Because the trail can get a little dicey for those afraid of heights, that means that the top—a rest on a saddle’s ledge between two looming towers with “wow is this really real?!” views all around—isn’t overrun with people snapping pics on their phone without ever stopping to enjoy the view. Laura and I were able to stop here for a bit and bask in the blue skies with no pink jeep in sight.
Keep In Mind:
All these trail end vistas make lovely places for a light snack, so bring along something to enjoy at the top!
Proper hiking shoes will serve you well climbing smooth sandstone.
Devil’s Bridge and Little Horse Trail aren’t great for those seeking top-of-the-mountain solitude, but they will treat you to “is this heaven or...?” views.
There are parking fees at the trailhead lots which will cover your day of hikes in Sedona. The Devil’s Bridge & Cathedral Rock lots are small and fill quickly, so get there early, especially if it is a weekend.

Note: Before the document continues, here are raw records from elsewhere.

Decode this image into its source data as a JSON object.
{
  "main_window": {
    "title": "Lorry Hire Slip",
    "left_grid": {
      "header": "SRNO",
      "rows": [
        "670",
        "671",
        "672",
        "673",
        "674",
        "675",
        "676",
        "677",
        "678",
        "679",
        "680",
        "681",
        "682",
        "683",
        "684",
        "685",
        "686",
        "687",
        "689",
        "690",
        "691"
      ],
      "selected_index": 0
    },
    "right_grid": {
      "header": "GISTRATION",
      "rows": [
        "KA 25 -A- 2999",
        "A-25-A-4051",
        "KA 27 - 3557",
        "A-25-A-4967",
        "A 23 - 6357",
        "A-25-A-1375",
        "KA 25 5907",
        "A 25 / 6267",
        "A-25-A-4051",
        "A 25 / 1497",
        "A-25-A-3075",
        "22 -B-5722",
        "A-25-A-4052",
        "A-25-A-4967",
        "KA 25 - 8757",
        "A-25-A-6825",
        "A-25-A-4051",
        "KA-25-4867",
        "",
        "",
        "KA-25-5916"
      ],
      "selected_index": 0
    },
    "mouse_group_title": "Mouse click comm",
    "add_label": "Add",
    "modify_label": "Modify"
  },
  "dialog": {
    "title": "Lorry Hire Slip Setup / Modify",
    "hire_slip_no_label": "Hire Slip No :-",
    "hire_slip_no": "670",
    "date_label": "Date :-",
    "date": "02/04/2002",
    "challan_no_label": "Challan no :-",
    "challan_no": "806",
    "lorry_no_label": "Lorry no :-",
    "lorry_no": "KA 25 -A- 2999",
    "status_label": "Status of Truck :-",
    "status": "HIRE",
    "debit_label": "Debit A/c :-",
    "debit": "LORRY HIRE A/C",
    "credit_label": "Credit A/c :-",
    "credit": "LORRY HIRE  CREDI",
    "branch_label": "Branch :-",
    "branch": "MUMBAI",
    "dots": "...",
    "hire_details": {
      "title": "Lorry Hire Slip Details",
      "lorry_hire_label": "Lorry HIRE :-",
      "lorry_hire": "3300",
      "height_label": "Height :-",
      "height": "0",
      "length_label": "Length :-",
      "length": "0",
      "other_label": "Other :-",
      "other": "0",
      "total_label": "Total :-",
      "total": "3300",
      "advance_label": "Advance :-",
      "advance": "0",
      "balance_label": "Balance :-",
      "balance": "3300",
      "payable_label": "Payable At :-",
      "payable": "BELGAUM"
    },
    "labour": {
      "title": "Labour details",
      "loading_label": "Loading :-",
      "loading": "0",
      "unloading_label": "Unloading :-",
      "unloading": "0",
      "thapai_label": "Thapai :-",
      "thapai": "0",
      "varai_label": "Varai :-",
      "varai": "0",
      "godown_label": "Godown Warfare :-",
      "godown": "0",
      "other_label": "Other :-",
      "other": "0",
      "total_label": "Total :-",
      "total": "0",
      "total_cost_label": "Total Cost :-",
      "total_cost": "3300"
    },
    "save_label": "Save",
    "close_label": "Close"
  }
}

I spent several days in Phoenix prior to Laura arriving, and then she and I also enjoyed some Phoenix food & hiking, so these places deserve a quick mention.
Many of these restaurants already received accolades in my Phoenix post from last January: Yupha’s Thai Kitchen, Joyride Tacos, and Federal Pizza. They deserve all the shout outs they can get, because they are truly delicious and my top go-tos any time I return to Phoenix (which means I will 100% be eating at all these places when I am in Phoenix again next week).
Azukar Coffee and Cartel Coffee are two coffee shops that I visited. Azukar is close to South Mountain, the area where I was staying, featuring a fireplace and funky wall art, two things that I love about a good coffee shop. The mocha had the spicy kick of Mexican chocolate—I’m not a huge fan of that, but if you are, then you’d dig Azukar’s mocha. Cartel is a coffee shop placed unceremoniously in a strip mall, but featuring delicious mochas in a “coffee lab” vibe. With that said, in my two visits to this place over the years, it has always been crowded, with seating difficult to find.
Zinburger was a new restaurant that I tried with Laura. We stopped for dinner at the one in the Camelback neighborhood, and I was delighted to enjoy the most delicious gluten-free bun that I’ve had to date. For that reason alone, Zinburger easily won over my affections.
And as I’ve mentioned before, South Mountain is my place, and where I spend the majority of my time when I’m alone in Phoenix. It has several miles of hikes and despite being in the middle of the city, you’ll feel like you’re in the middle of a cactus-clad desert wilderness.
New to Airbnb?
Get up to $55 off your first stay with Airbnb using my referral code! We stayed in an Airbnb both in Phoenix and Sedona and loved them both—they are often more affordable than a hotel, and make the dream of living like a local a reality!